_What you need to do_: Verbatim copy, images excluded: write out each record shown below.

-------- Material for the task --------

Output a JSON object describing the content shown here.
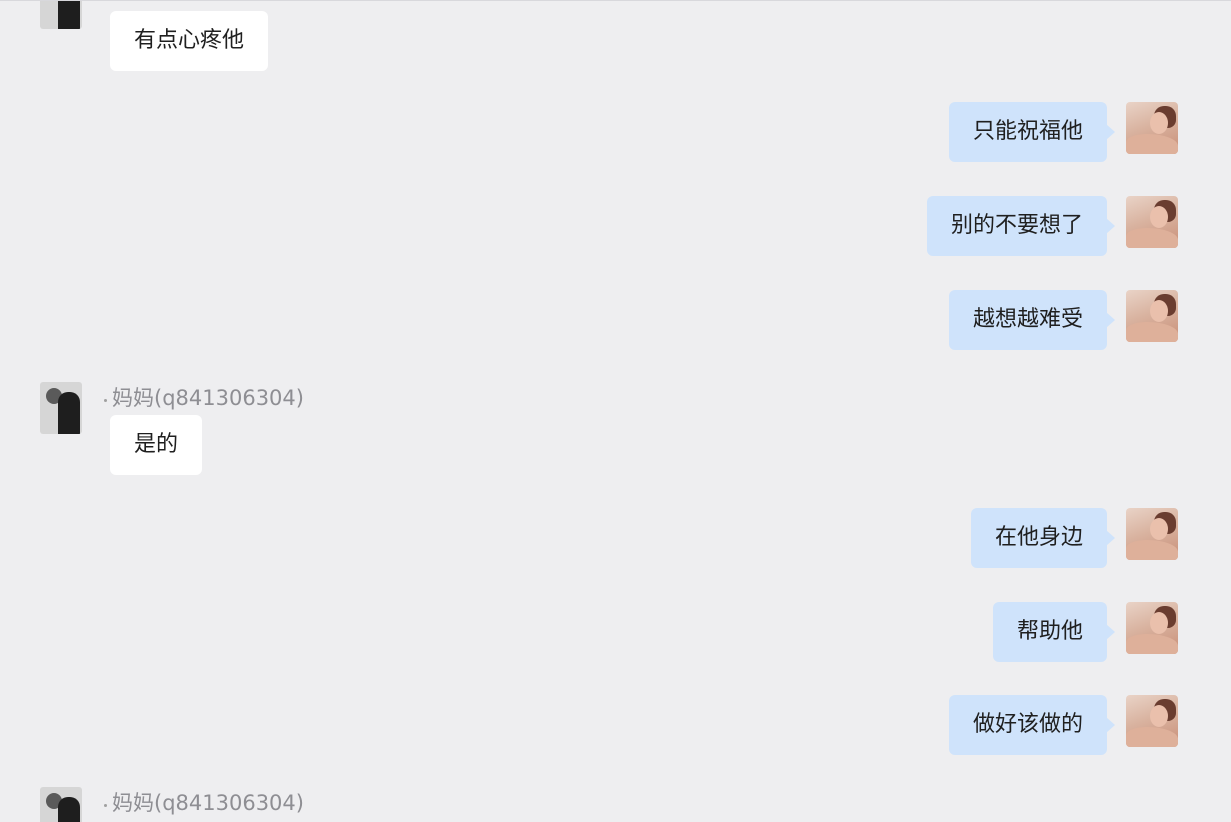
{
  "conversation": {
    "top_message": "有点心疼他",
    "self_messages_group1": [
      "只能祝福他",
      "别的不要想了",
      "越想越难受"
    ],
    "mom_message_1": {
      "sender": "妈妈(q841306304)",
      "text": "是的"
    },
    "self_messages_group2": [
      "在他身边",
      "帮助他",
      "做好该做的"
    ],
    "mom_message_2": {
      "sender": "妈妈(q841306304)"
    }
  },
  "icons": {
    "self_avatar": "user-avatar-icon",
    "mom_avatar": "contact-avatar-icon"
  },
  "colors": {
    "background": "#eeeef0",
    "incoming_bubble": "#ffffff",
    "outgoing_bubble": "#cfe3fb",
    "sender_name": "#8e8e93"
  }
}
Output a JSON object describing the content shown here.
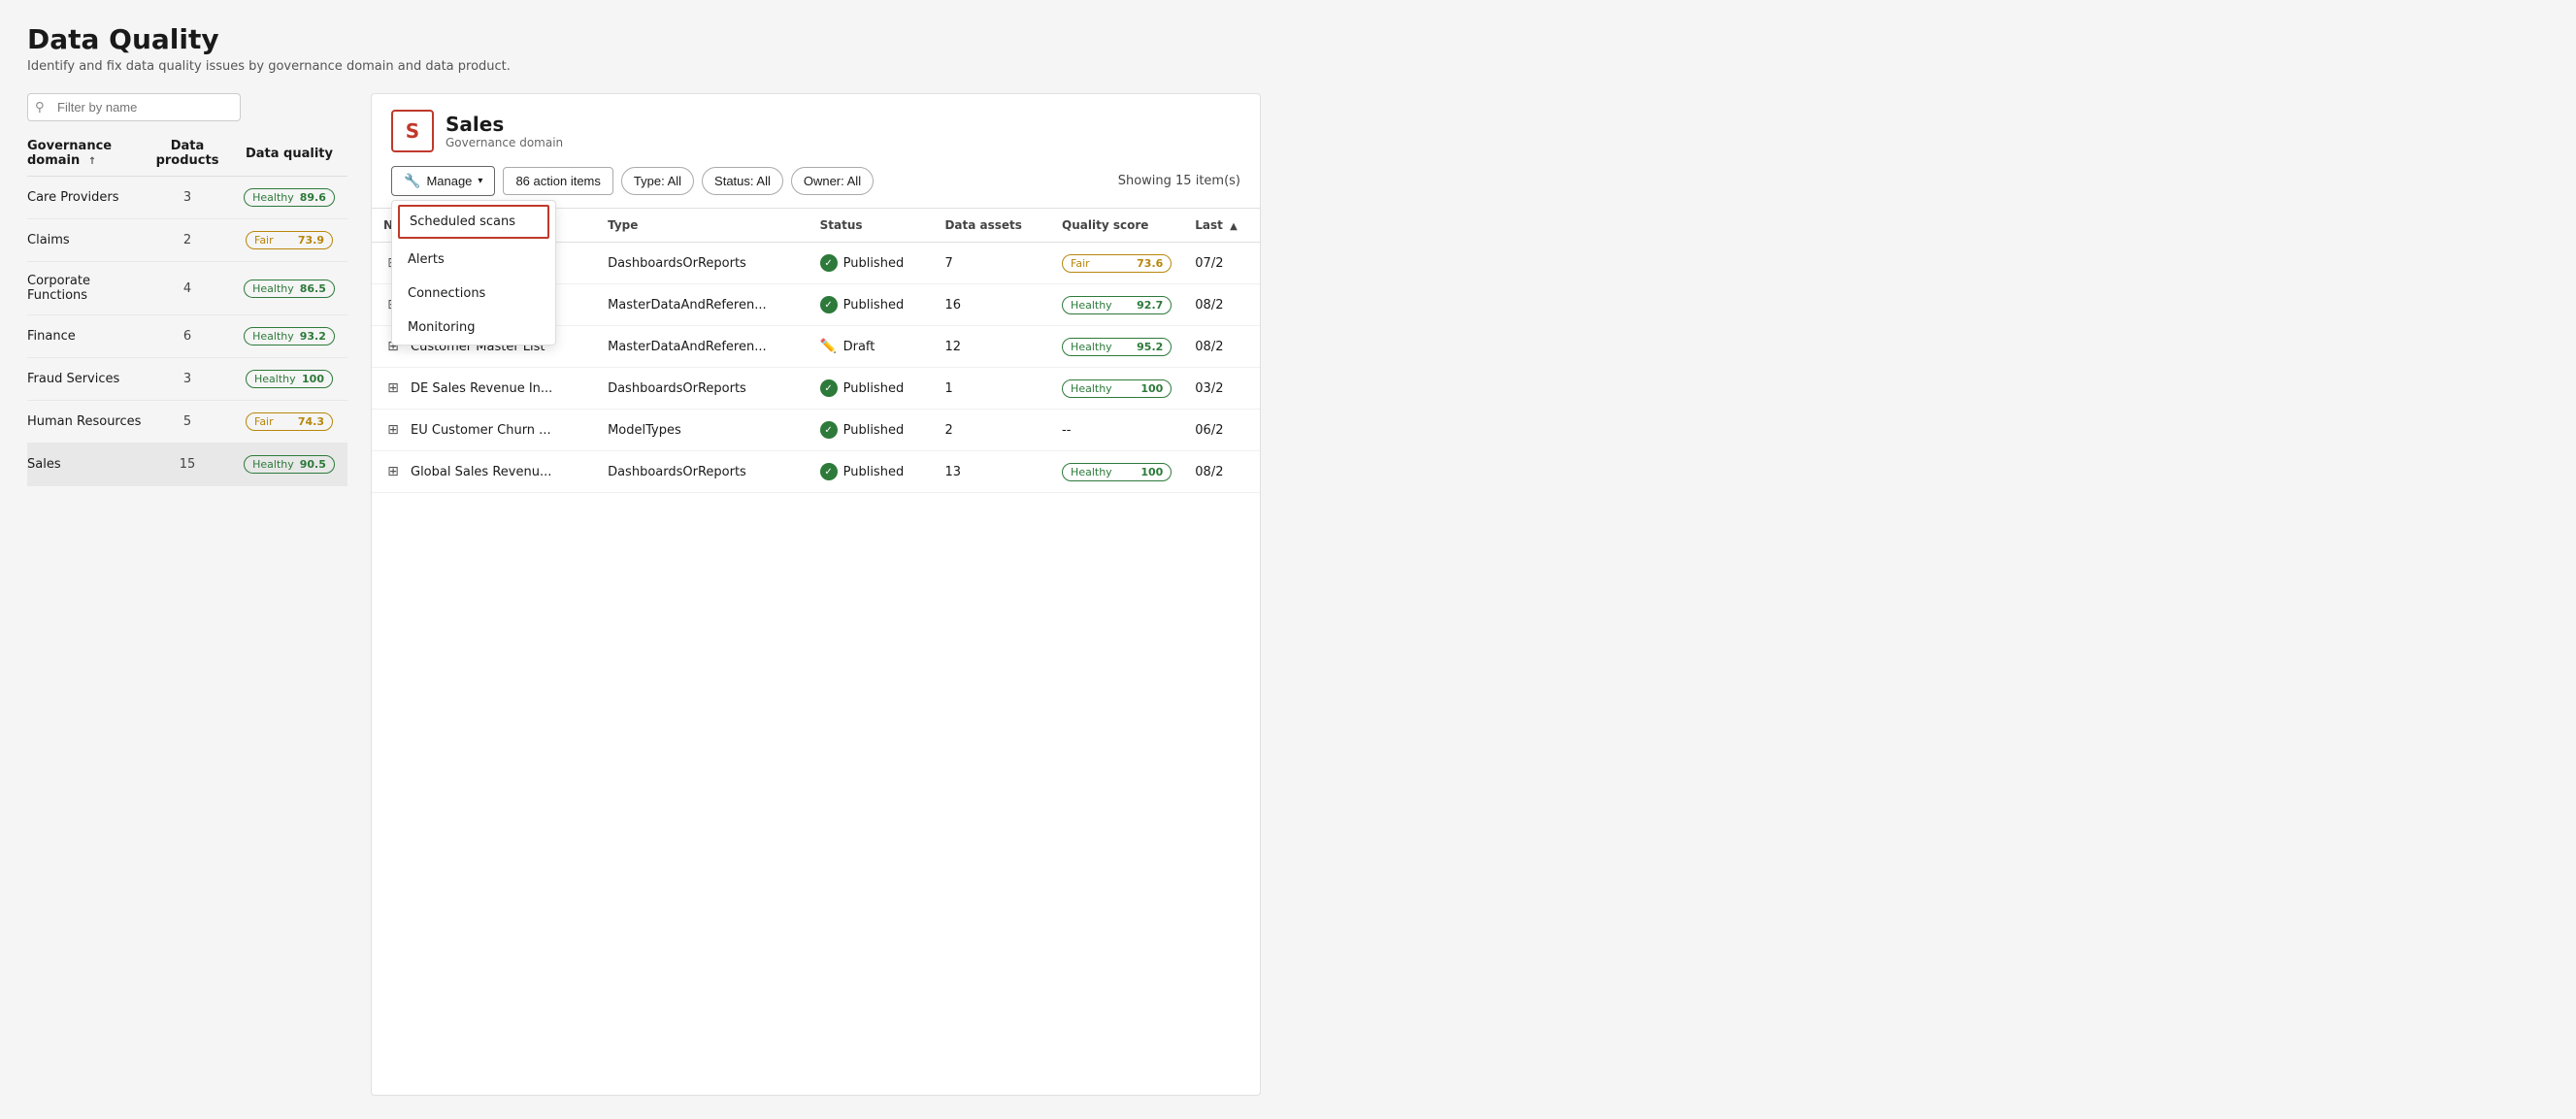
{
  "page": {
    "title": "Data Quality",
    "subtitle": "Identify and fix data quality issues by governance domain and data product."
  },
  "filter": {
    "placeholder": "Filter by name"
  },
  "left_table": {
    "headers": {
      "domain": "Governance domain",
      "products": "Data products",
      "quality": "Data quality"
    },
    "rows": [
      {
        "name": "Care Providers",
        "products": 3,
        "quality_label": "Healthy",
        "quality_score": "89.6",
        "badge_type": "healthy"
      },
      {
        "name": "Claims",
        "products": 2,
        "quality_label": "Fair",
        "quality_score": "73.9",
        "badge_type": "fair"
      },
      {
        "name": "Corporate Functions",
        "products": 4,
        "quality_label": "Healthy",
        "quality_score": "86.5",
        "badge_type": "healthy"
      },
      {
        "name": "Finance",
        "products": 6,
        "quality_label": "Healthy",
        "quality_score": "93.2",
        "badge_type": "healthy"
      },
      {
        "name": "Fraud Services",
        "products": 3,
        "quality_label": "Healthy",
        "quality_score": "100",
        "badge_type": "healthy"
      },
      {
        "name": "Human Resources",
        "products": 5,
        "quality_label": "Fair",
        "quality_score": "74.3",
        "badge_type": "fair"
      },
      {
        "name": "Sales",
        "products": 15,
        "quality_label": "Healthy",
        "quality_score": "90.5",
        "badge_type": "healthy"
      }
    ]
  },
  "right_panel": {
    "domain_label": "S",
    "domain_name": "Sales",
    "domain_type": "Governance domain",
    "toolbar": {
      "manage_label": "Manage",
      "action_items_label": "86 action items",
      "type_filter": "Type: All",
      "status_filter": "Status: All",
      "owner_filter": "Owner: All",
      "showing_text": "Showing 15 item(s)"
    },
    "dropdown": {
      "items": [
        {
          "label": "Scheduled scans",
          "highlighted": true
        },
        {
          "label": "Alerts",
          "highlighted": false
        },
        {
          "label": "Connections",
          "highlighted": false
        },
        {
          "label": "Monitoring",
          "highlighted": false
        }
      ]
    },
    "table": {
      "headers": {
        "name": "Name",
        "type": "Type",
        "status": "Status",
        "data_assets": "Data assets",
        "quality_score": "Quality score",
        "last": "Last"
      },
      "rows": [
        {
          "name": "",
          "type": "DashboardsOrReports",
          "status": "Published",
          "status_type": "published",
          "data_assets": 7,
          "quality_label": "Fair",
          "quality_score": "73.6",
          "badge_type": "fair",
          "last": "07/2"
        },
        {
          "name": "",
          "type": "MasterDataAndReferen...",
          "status": "Published",
          "status_type": "published",
          "data_assets": 16,
          "quality_label": "Healthy",
          "quality_score": "92.7",
          "badge_type": "healthy",
          "last": "08/2"
        },
        {
          "name": "Customer Master List",
          "type": "MasterDataAndReferen...",
          "status": "Draft",
          "status_type": "draft",
          "data_assets": 12,
          "quality_label": "Healthy",
          "quality_score": "95.2",
          "badge_type": "healthy",
          "last": "08/2"
        },
        {
          "name": "DE Sales Revenue In...",
          "type": "DashboardsOrReports",
          "status": "Published",
          "status_type": "published",
          "data_assets": 1,
          "quality_label": "Healthy",
          "quality_score": "100",
          "badge_type": "healthy",
          "last": "03/2"
        },
        {
          "name": "EU Customer Churn ...",
          "type": "ModelTypes",
          "status": "Published",
          "status_type": "published",
          "data_assets": 2,
          "quality_label": "--",
          "quality_score": "",
          "badge_type": "none",
          "last": "06/2"
        },
        {
          "name": "Global Sales Revenu...",
          "type": "DashboardsOrReports",
          "status": "Published",
          "status_type": "published",
          "data_assets": 13,
          "quality_label": "Healthy",
          "quality_score": "100",
          "badge_type": "healthy",
          "last": "08/2"
        }
      ]
    }
  }
}
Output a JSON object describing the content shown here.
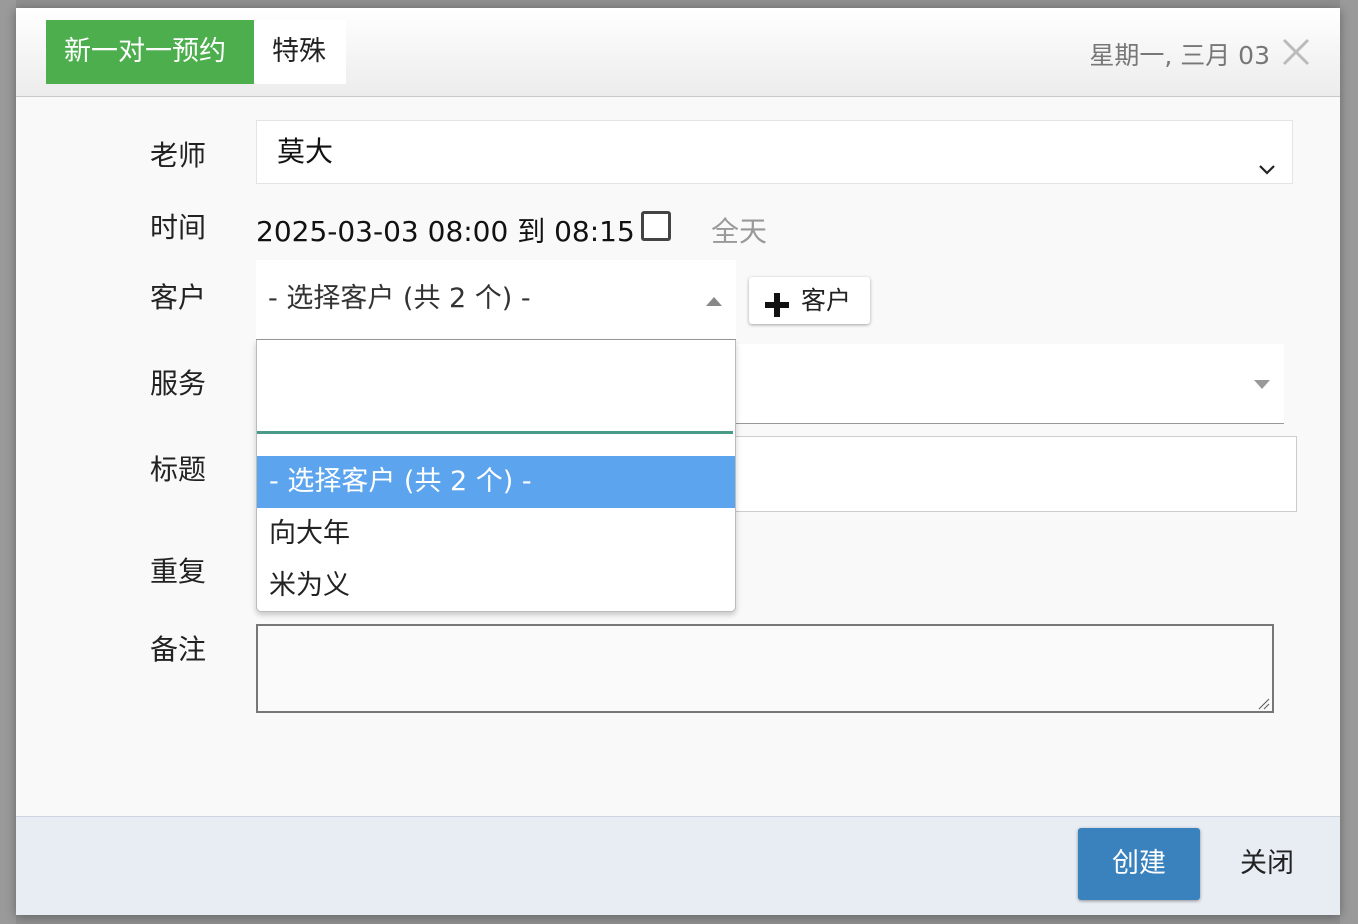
{
  "header": {
    "tab_new_appointment": "新一对一预约",
    "tab_special": "特殊",
    "date_label": "星期一, 三月 03"
  },
  "form": {
    "teacher_label": "老师",
    "teacher_value": "莫大",
    "time_label": "时间",
    "time_value": "2025-03-03 08:00 到 08:15",
    "all_day_label": "全天",
    "client_label": "客户",
    "client_selected": "- 选择客户 (共 2 个) -",
    "add_client_label": "客户",
    "service_label": "服务",
    "title_label": "标题",
    "repeat_label": "重复",
    "notes_label": "备注"
  },
  "client_dropdown": {
    "search_value": "",
    "options": [
      {
        "label": "- 选择客户 (共 2 个) -",
        "selected": true
      },
      {
        "label": "向大年",
        "selected": false
      },
      {
        "label": "米为义",
        "selected": false
      }
    ]
  },
  "footer": {
    "create_label": "创建",
    "close_label": "关闭"
  },
  "colors": {
    "active_tab": "#4cae4c",
    "primary_button": "#3a82bd",
    "dropdown_highlight": "#5ca4ed"
  }
}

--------

_Response to this exercise_:
Output a JSON object describing the content shown here.
{
  "conversation": {
    "top_message": "有点心疼他",
    "self_messages_group1": [
      "只能祝福他",
      "别的不要想了",
      "越想越难受"
    ],
    "mom_message_1": {
      "sender": "妈妈(q841306304)",
      "text": "是的"
    },
    "self_messages_group2": [
      "在他身边",
      "帮助他",
      "做好该做的"
    ],
    "mom_message_2": {
      "sender": "妈妈(q841306304)"
    }
  },
  "icons": {
    "self_avatar": "user-avatar-icon",
    "mom_avatar": "contact-avatar-icon"
  },
  "colors": {
    "background": "#eeeef0",
    "incoming_bubble": "#ffffff",
    "outgoing_bubble": "#cfe3fb",
    "sender_name": "#8e8e93"
  }
}
Output a JSON object describing the content shown here.
{
  "page": {
    "title": "Data Quality",
    "subtitle": "Identify and fix data quality issues by governance domain and data product."
  },
  "filter": {
    "placeholder": "Filter by name"
  },
  "left_table": {
    "headers": {
      "domain": "Governance domain",
      "products": "Data products",
      "quality": "Data quality"
    },
    "rows": [
      {
        "name": "Care Providers",
        "products": 3,
        "quality_label": "Healthy",
        "quality_score": "89.6",
        "badge_type": "healthy"
      },
      {
        "name": "Claims",
        "products": 2,
        "quality_label": "Fair",
        "quality_score": "73.9",
        "badge_type": "fair"
      },
      {
        "name": "Corporate Functions",
        "products": 4,
        "quality_label": "Healthy",
        "quality_score": "86.5",
        "badge_type": "healthy"
      },
      {
        "name": "Finance",
        "products": 6,
        "quality_label": "Healthy",
        "quality_score": "93.2",
        "badge_type": "healthy"
      },
      {
        "name": "Fraud Services",
        "products": 3,
        "quality_label": "Healthy",
        "quality_score": "100",
        "badge_type": "healthy"
      },
      {
        "name": "Human Resources",
        "products": 5,
        "quality_label": "Fair",
        "quality_score": "74.3",
        "badge_type": "fair"
      },
      {
        "name": "Sales",
        "products": 15,
        "quality_label": "Healthy",
        "quality_score": "90.5",
        "badge_type": "healthy"
      }
    ]
  },
  "right_panel": {
    "domain_label": "S",
    "domain_name": "Sales",
    "domain_type": "Governance domain",
    "toolbar": {
      "manage_label": "Manage",
      "action_items_label": "86 action items",
      "type_filter": "Type: All",
      "status_filter": "Status: All",
      "owner_filter": "Owner: All",
      "showing_text": "Showing 15 item(s)"
    },
    "dropdown": {
      "items": [
        {
          "label": "Scheduled scans",
          "highlighted": true
        },
        {
          "label": "Alerts",
          "highlighted": false
        },
        {
          "label": "Connections",
          "highlighted": false
        },
        {
          "label": "Monitoring",
          "highlighted": false
        }
      ]
    },
    "table": {
      "headers": {
        "name": "Name",
        "type": "Type",
        "status": "Status",
        "data_assets": "Data assets",
        "quality_score": "Quality score",
        "last": "Last"
      },
      "rows": [
        {
          "name": "",
          "type": "DashboardsOrReports",
          "status": "Published",
          "status_type": "published",
          "data_assets": 7,
          "quality_label": "Fair",
          "quality_score": "73.6",
          "badge_type": "fair",
          "last": "07/2"
        },
        {
          "name": "",
          "type": "MasterDataAndReferen...",
          "status": "Published",
          "status_type": "published",
          "data_assets": 16,
          "quality_label": "Healthy",
          "quality_score": "92.7",
          "badge_type": "healthy",
          "last": "08/2"
        },
        {
          "name": "Customer Master List",
          "type": "MasterDataAndReferen...",
          "status": "Draft",
          "status_type": "draft",
          "data_assets": 12,
          "quality_label": "Healthy",
          "quality_score": "95.2",
          "badge_type": "healthy",
          "last": "08/2"
        },
        {
          "name": "DE Sales Revenue In...",
          "type": "DashboardsOrReports",
          "status": "Published",
          "status_type": "published",
          "data_assets": 1,
          "quality_label": "Healthy",
          "quality_score": "100",
          "badge_type": "healthy",
          "last": "03/2"
        },
        {
          "name": "EU Customer Churn ...",
          "type": "ModelTypes",
          "status": "Published",
          "status_type": "published",
          "data_assets": 2,
          "quality_label": "--",
          "quality_score": "",
          "badge_type": "none",
          "last": "06/2"
        },
        {
          "name": "Global Sales Revenu...",
          "type": "DashboardsOrReports",
          "status": "Published",
          "status_type": "published",
          "data_assets": 13,
          "quality_label": "Healthy",
          "quality_score": "100",
          "badge_type": "healthy",
          "last": "08/2"
        }
      ]
    }
  }
}
Output a JSON object describing the content shown here.
{
  "header": {
    "tab_new_appointment": "新一对一预约",
    "tab_special": "特殊",
    "date_label": "星期一, 三月 03"
  },
  "form": {
    "teacher_label": "老师",
    "teacher_value": "莫大",
    "time_label": "时间",
    "time_value": "2025-03-03 08:00 到 08:15",
    "all_day_label": "全天",
    "client_label": "客户",
    "client_selected": "- 选择客户 (共 2 个) -",
    "add_client_label": "客户",
    "service_label": "服务",
    "title_label": "标题",
    "repeat_label": "重复",
    "notes_label": "备注"
  },
  "client_dropdown": {
    "search_value": "",
    "options": [
      {
        "label": "- 选择客户 (共 2 个) -",
        "selected": true
      },
      {
        "label": "向大年",
        "selected": false
      },
      {
        "label": "米为义",
        "selected": false
      }
    ]
  },
  "footer": {
    "create_label": "创建",
    "close_label": "关闭"
  },
  "colors": {
    "active_tab": "#4cae4c",
    "primary_button": "#3a82bd",
    "dropdown_highlight": "#5ca4ed"
  }
}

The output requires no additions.